Ricky Gervais’ “Derek:” All binge, not enough cringe.
With so many television networks rolling out their fall seasons, ads for new and returning shows are everywhere. Depending on what magazines you read, websites you visited or subway platforms you frequented this month, you may have missed announcements for "Derek," a Netflix series that debuted last week. In keeping with Netflix current business model, all seven episodes of the series' first season became available on September 12th. "Derek" stars Ricky Gervais, who also writes and directs, as an awkward 50-ish employee at a nursing home for the elderly.

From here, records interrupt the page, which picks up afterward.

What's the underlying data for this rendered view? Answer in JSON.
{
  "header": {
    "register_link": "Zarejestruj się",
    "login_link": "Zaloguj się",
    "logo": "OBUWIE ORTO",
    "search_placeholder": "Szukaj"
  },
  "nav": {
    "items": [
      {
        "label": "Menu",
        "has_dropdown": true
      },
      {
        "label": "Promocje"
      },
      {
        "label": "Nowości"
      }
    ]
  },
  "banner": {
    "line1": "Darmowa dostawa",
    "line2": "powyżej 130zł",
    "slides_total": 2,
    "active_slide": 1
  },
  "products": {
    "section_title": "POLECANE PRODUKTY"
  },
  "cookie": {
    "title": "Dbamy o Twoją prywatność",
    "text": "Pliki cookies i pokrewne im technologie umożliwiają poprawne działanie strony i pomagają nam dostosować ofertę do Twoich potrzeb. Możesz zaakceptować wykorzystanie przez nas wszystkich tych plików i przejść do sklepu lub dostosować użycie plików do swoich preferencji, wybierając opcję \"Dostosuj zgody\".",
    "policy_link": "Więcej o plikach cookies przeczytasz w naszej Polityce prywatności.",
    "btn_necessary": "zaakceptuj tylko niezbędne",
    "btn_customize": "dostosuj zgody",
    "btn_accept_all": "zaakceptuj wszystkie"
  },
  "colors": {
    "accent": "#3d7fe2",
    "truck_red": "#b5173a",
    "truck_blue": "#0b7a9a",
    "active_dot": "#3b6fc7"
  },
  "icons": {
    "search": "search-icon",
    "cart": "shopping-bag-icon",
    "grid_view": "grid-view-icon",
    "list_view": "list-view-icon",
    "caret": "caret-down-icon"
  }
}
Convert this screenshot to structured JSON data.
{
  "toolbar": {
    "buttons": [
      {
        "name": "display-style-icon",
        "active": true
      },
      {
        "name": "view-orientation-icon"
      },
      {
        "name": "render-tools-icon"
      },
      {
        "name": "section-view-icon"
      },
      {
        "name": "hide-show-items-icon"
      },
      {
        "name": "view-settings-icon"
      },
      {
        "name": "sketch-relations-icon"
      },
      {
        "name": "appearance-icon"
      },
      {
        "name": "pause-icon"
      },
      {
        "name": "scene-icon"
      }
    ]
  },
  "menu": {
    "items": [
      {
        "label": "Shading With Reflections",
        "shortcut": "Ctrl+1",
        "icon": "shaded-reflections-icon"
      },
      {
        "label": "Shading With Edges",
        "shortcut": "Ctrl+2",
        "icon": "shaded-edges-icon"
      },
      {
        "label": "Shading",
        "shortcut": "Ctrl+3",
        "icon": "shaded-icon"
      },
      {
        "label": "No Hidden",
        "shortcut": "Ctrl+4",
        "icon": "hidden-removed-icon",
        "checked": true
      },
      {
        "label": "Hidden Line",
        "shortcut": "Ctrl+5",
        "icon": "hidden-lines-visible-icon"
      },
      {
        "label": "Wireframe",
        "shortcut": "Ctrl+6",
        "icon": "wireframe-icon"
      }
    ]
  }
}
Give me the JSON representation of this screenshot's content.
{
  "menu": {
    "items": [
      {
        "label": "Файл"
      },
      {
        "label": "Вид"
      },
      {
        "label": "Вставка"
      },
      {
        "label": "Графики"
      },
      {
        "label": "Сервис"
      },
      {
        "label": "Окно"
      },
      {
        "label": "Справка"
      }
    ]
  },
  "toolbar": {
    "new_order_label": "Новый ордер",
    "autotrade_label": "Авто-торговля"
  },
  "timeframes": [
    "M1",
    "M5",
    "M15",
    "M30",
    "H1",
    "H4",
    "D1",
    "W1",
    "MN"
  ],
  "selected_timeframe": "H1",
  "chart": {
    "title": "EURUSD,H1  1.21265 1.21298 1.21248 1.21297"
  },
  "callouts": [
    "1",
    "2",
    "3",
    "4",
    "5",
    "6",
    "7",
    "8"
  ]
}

We live in a TV watcher's paradise. More and more frequently we get to choose when, where and at what pace to consume television. This is generally viewed as an improvement over having to wait for the Big 4 to dole out much-anticipated hits of "L.A. Law," "Moonlighting," or "The Cosby Show," surviving only on infuriating "on next week's episode" teasers. That said, I've started to wonder what, if any, are the effects of watching serialized storytelling indiscriminately in great, big chunks. Assuming a story is physically broken into pieces by its own creators, what is the impact -- besides alleviating the viewer's impatience -- of gulping the whole thing down in one swallow?